Requirement ->
In the listing below, identify each line with the word "helper" and return those lines.

Given data ->
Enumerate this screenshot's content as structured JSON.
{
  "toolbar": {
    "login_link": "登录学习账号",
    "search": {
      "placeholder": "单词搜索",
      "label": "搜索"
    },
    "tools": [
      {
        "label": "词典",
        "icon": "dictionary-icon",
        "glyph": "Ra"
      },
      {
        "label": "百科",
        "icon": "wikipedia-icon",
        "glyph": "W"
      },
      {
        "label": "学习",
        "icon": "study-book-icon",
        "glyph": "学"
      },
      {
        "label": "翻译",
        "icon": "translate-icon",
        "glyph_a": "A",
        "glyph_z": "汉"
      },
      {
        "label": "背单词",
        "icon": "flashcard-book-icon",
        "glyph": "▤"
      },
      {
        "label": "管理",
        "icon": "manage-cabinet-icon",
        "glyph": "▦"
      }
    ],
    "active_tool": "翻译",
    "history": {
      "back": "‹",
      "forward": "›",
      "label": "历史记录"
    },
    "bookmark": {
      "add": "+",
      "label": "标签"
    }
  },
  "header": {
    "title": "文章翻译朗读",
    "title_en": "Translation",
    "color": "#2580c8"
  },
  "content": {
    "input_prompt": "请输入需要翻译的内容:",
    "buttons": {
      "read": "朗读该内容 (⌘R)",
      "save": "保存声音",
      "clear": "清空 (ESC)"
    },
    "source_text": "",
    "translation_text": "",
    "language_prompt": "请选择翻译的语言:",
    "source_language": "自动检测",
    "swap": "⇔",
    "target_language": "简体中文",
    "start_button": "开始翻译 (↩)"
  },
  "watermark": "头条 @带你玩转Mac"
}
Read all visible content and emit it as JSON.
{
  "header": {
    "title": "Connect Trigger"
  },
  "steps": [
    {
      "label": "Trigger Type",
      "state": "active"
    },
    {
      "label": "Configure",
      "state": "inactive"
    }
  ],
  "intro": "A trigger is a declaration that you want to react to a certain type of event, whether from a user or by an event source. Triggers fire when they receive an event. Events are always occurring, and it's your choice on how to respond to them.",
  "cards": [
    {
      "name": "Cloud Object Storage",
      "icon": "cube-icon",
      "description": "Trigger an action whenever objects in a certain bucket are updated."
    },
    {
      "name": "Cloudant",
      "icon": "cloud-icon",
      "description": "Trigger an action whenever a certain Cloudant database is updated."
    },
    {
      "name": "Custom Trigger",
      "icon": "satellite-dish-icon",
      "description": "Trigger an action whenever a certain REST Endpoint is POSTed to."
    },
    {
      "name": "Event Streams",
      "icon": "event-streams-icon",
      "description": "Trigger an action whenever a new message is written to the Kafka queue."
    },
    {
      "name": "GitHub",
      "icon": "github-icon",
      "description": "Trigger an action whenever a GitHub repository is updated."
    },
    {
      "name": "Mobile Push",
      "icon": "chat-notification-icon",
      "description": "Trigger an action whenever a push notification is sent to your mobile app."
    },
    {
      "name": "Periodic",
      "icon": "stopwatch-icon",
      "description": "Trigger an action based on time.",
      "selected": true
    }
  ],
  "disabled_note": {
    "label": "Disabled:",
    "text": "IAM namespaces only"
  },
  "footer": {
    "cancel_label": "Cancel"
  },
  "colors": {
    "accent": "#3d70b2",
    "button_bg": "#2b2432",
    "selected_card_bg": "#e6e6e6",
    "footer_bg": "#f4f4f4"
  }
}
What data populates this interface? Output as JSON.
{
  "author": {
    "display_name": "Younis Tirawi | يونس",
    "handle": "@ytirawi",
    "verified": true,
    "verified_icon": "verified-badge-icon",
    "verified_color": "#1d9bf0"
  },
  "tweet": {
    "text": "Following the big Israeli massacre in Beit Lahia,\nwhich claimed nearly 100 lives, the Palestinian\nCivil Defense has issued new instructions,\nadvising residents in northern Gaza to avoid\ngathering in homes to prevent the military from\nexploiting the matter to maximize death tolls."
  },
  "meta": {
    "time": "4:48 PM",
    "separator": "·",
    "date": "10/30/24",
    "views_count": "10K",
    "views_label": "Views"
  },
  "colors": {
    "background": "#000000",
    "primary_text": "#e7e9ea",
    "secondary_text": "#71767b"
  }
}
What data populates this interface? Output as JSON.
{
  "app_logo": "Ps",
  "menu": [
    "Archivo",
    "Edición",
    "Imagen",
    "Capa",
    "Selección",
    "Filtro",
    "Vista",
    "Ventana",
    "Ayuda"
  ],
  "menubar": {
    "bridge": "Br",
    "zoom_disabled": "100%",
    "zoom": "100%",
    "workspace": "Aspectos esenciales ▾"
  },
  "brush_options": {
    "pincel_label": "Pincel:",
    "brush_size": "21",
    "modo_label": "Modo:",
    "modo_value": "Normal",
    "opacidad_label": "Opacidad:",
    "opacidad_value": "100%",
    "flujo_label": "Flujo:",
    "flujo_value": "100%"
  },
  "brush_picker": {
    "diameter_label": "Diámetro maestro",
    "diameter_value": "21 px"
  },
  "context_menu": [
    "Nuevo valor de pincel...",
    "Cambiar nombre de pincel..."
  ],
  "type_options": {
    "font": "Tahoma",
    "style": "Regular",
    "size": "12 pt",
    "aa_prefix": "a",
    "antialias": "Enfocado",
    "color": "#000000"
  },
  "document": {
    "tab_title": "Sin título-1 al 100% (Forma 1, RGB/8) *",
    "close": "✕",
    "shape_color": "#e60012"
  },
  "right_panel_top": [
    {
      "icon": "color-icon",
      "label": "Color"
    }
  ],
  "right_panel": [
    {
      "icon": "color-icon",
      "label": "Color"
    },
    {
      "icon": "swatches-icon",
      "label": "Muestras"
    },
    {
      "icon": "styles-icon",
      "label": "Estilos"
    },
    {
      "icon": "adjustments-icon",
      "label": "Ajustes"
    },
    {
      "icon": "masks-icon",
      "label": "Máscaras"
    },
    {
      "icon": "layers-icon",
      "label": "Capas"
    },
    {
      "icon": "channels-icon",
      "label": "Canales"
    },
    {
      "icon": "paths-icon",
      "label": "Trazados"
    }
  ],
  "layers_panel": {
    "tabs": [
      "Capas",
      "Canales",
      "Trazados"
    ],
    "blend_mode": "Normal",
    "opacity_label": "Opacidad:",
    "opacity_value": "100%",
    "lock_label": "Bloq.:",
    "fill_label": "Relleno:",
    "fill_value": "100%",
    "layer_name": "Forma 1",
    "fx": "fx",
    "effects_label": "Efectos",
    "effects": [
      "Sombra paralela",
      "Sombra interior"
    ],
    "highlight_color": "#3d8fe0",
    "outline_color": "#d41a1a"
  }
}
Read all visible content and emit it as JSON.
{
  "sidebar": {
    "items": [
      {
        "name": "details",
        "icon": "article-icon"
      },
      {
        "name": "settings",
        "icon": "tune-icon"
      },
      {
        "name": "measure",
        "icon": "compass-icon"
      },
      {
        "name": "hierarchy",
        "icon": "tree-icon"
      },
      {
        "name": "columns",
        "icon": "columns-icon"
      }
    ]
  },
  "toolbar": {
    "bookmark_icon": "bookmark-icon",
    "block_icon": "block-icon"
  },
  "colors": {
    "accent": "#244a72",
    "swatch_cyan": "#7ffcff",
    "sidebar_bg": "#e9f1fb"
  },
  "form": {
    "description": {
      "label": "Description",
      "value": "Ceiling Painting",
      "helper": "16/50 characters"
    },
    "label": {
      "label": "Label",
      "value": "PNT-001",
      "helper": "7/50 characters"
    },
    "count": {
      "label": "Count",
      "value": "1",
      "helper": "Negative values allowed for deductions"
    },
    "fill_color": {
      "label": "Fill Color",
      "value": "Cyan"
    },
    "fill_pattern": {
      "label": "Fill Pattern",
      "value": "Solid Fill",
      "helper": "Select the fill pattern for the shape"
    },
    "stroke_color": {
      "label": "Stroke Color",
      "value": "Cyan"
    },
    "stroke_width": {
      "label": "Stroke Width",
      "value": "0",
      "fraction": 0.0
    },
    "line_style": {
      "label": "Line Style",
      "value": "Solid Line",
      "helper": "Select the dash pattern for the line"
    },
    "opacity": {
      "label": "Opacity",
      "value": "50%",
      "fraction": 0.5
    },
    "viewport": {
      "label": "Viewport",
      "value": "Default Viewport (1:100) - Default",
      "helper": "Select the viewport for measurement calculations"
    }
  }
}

Response to the exercise ->
      "helper": "16/50 characters"
      "helper": "7/50 characters"
      "helper": "Negative values allowed for deductions"
      "helper": "Select the fill pattern for the shape"
      "helper": "Select the dash pattern for the line"
      "helper": "Select the viewport for measurement calculations"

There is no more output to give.